VANCOUVER — Standing amid the noise of traffic and hustle of pedestrians on the same Vancouver sidewalk where he was arrested and handcuffed in December 2019, Maxwell Johnson said he finally feels at peace.
The Indigenous man and his minor granddaughter were arrested as they tried to open an account for her at the Bank of Montreal in December 2019. Police were called over suspicion they were using a fake status card.
On Thursday, Johnson announced he and his granddaughter had settled their human rights complaint with the bank. The agreement includes an undisclosed a monetary payment from BMO, a private apology, and a pledge from the financial institution to update its policies on how Indigenous status cards are handled.
Holding a grey and white eagle feather that represents healing and blessing, Johnson said his Heiltsuk First Nation culture is about forgiveness.
“We don’t hold onto anything. We don’t hold any grudges,” he said. “I just want people to educate themselves more about First Nations issues and our culture.”
He said he wants people to understand Indigenous culture, and issues faced by First Nations when they deal with the government and corporations.
"We’re people too," he said during the news conference. "I don't think it's right that we have to prove who we are by carrying a status card. We're the only race that has the status for proof that we're First Nation people."
A retired judge who led a disciplinary hearing against the two officers who made the arrest said in a decision released last month that they "recklessly" arrested Johnson and the girl.
Brian Neal said Johnson and his granddaughter endured a "disturbing and profoundly disrespectful series of events" as they were held and handcuffed on the busy street.
The independent review, which was ordered by the Office of the Police Complaint Commissioner, said the two officers who responded to a call from bank employees detained the pair without reasonable grounds.

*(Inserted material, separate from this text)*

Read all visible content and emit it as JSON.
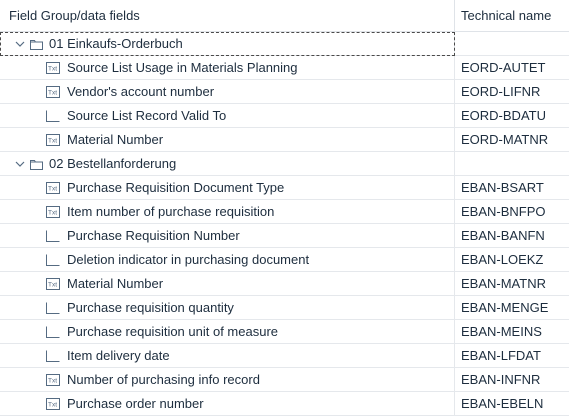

Johnson and his granddaughter still have a complaint pending against the Vancouver Police Department in the B.C. Human Rights Tribunal.
When asked for comment on Thursday, Vancouver police Sgt. Steve Addison sent a statement saying the office of the complaint commissioner conducted an extensive investigation related to the matter and it respects the findings of the report.
Johnson is an artist and as part of the settlement with the Bank of Montreal, he gifted the bank an artwork that will be displayed at the downtown branch.
Prints of his work will also be put up at four other branches.
"The copper represents the treasure of our people," he said, holding up a copy of the art piece with red and green colours.
"I used BMO colours in it. So, on the top it has the ancestral human face, and on the bottom it has the BMO logo on here."
BMO spokesman Jeff Roman said the bank is pleased that a settlement was reached.
"This was an important step for BMO toward reconciliation and we hope that the Johnsons reach the resolution and closure they deserve," he said in an email.
Chief Marilyn Slett of the Heiltsuk First Nation on B.C.'s central coast said the bank has undertaken remedies including updating internal policies and procedures for how Indigenous status cards are handled.
"It's really shone a light on the treatment of Indigenous people and it puts attention and focus on that."
They hope to see systemic changes on policies and how they work in communities, including territorial acknowledgments of where they are, not just in B.C. but across the country, she said.
The police officers who arrested the pair have been given an invitation to their community of Bella Bella to attend an apology ceremony, Slett said.
"That invitation is still extended," she said.
"We've yet to hear from them. Ceremonies happen in our community because they help us in the healing journey. So, it's really important for the Vancouver Police Department to make good on that apology and come to Bella Bella and do it in person."
Johnson said he closed his account at the bank.
"Would you work with them if that happened to you?" he said.
"No, I couldn't do it. I had to close it to move forward with my life. For healing too. It's part of my healing process to do what we did today."
This report by The Canadian Press was first published May 5, 2022.
Hina Alam, The Canadian Press